▶ _TASK ITEM_
Begin at the line that contains "Decode this image" and reproduce it along with every line after it to the end of the listing; skip any pictures.
+++ INPUT FOR THIS TASK
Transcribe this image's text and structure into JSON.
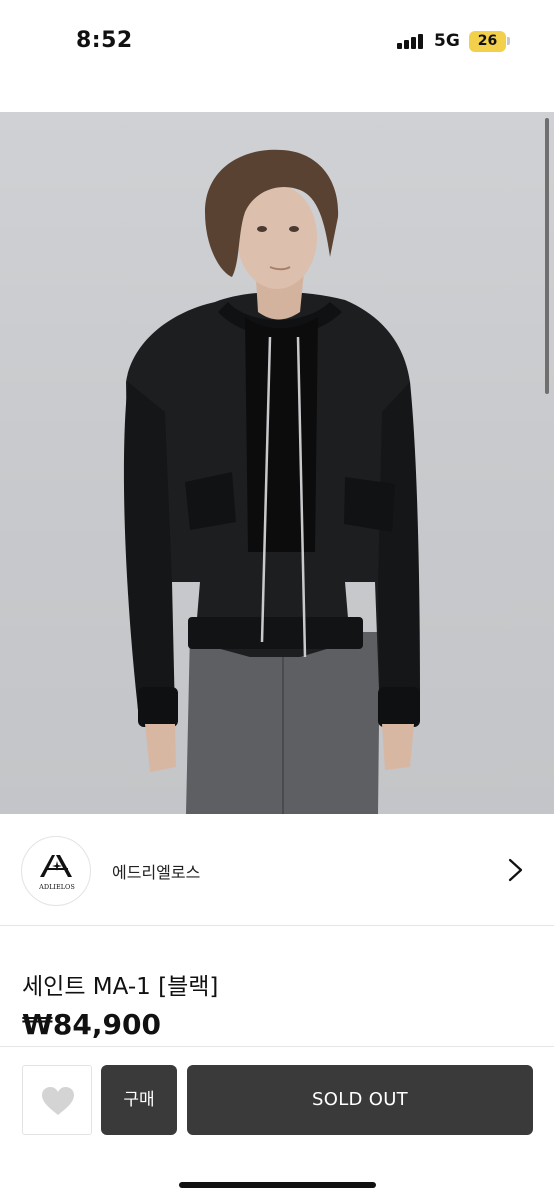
{
  "status_bar": {
    "time": "8:52",
    "network": "5G",
    "battery_level": "26",
    "battery_color": "#f2d04b"
  },
  "product_image": {
    "subject": "model wearing black MA-1 bomber jacket"
  },
  "seller": {
    "logo_text": "ADLIELOS",
    "name": "에드리엘로스",
    "chevron_icon": "chevron-right-icon"
  },
  "product": {
    "title": "세인트 MA-1 [블랙]",
    "price": "₩84,900"
  },
  "actions": {
    "like_icon": "heart-icon",
    "buy_label": "구매",
    "soldout_label": "SOLD OUT",
    "button_color": "#3a3a3a"
  }
}
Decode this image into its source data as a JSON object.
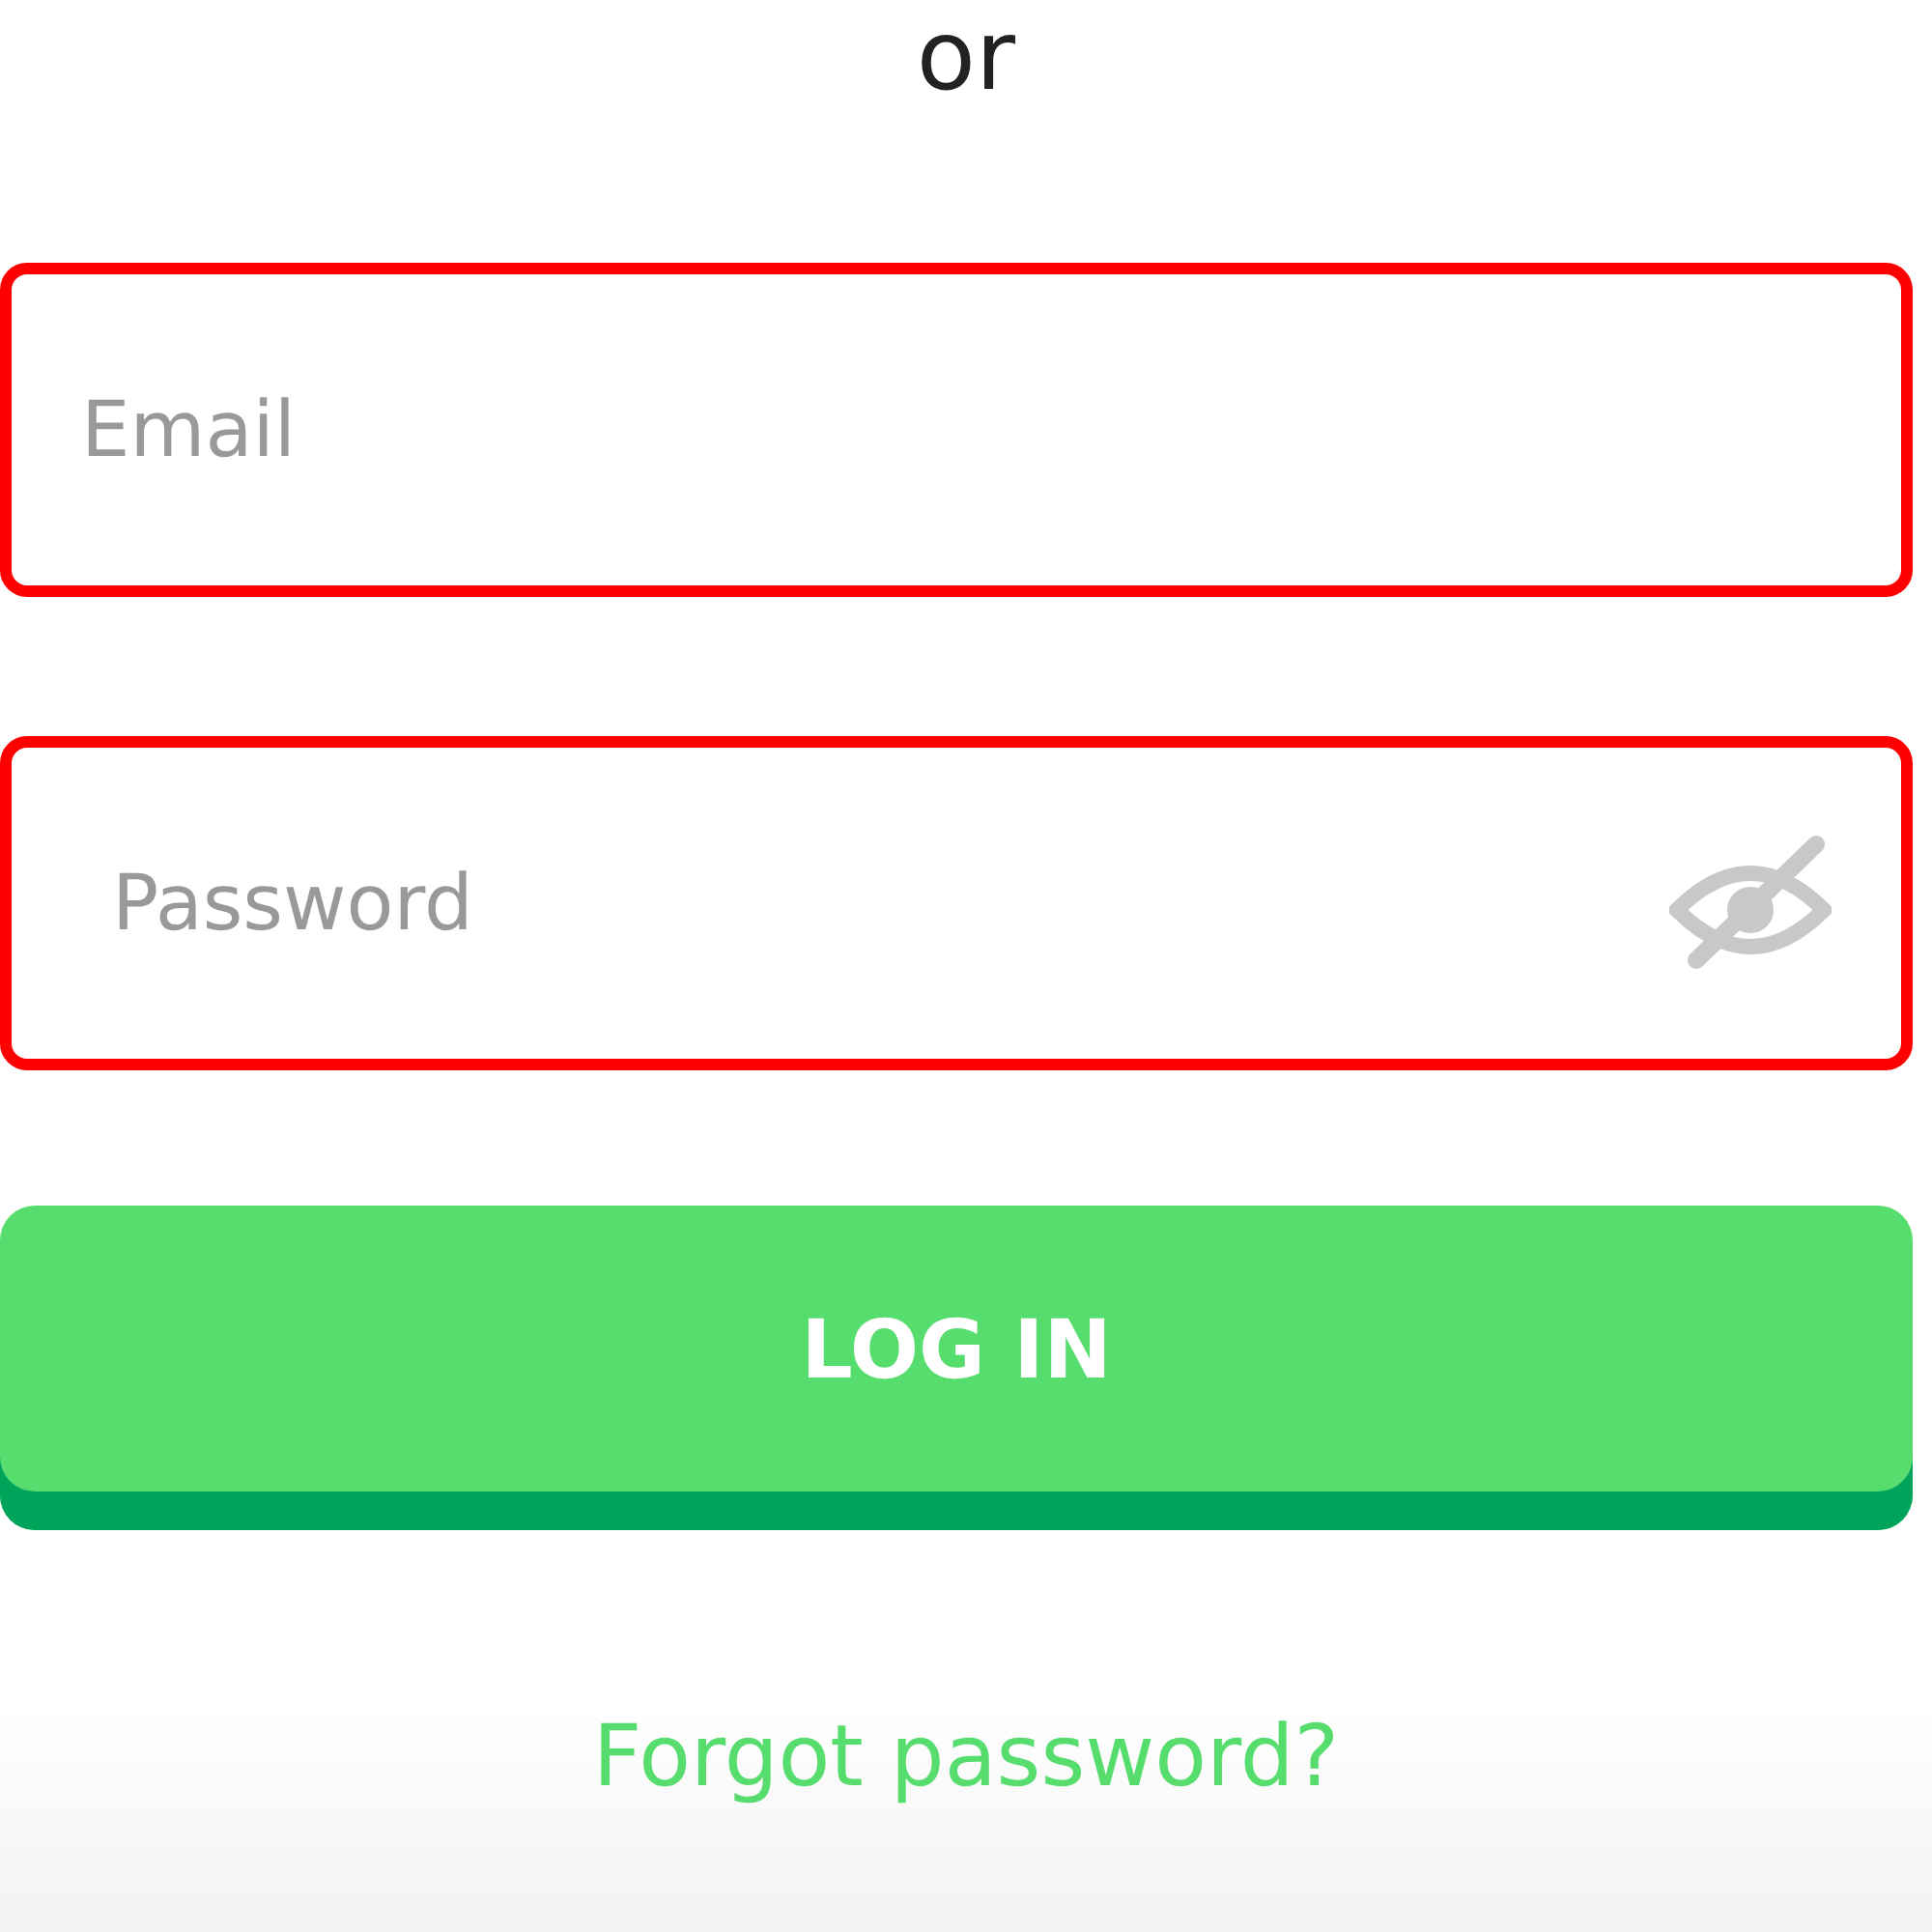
{
  "divider_text": "or",
  "fields": [
    {
      "kind": "email",
      "placeholder": "Email",
      "error": true
    },
    {
      "kind": "password",
      "placeholder": "Password",
      "error": true
    }
  ],
  "login_button": "LOG IN",
  "forgot_link": "Forgot password?"
}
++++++
▶ _TASK OUTPUT_
Decode this image into its source data as a JSON object.
{
  "divider_text": "or",
  "fields": [
    {
      "kind": "email",
      "placeholder": "Email",
      "error": true
    },
    {
      "kind": "password",
      "placeholder": "Password",
      "error": true
    }
  ],
  "login_button": "LOG IN",
  "forgot_link": "Forgot password?"
}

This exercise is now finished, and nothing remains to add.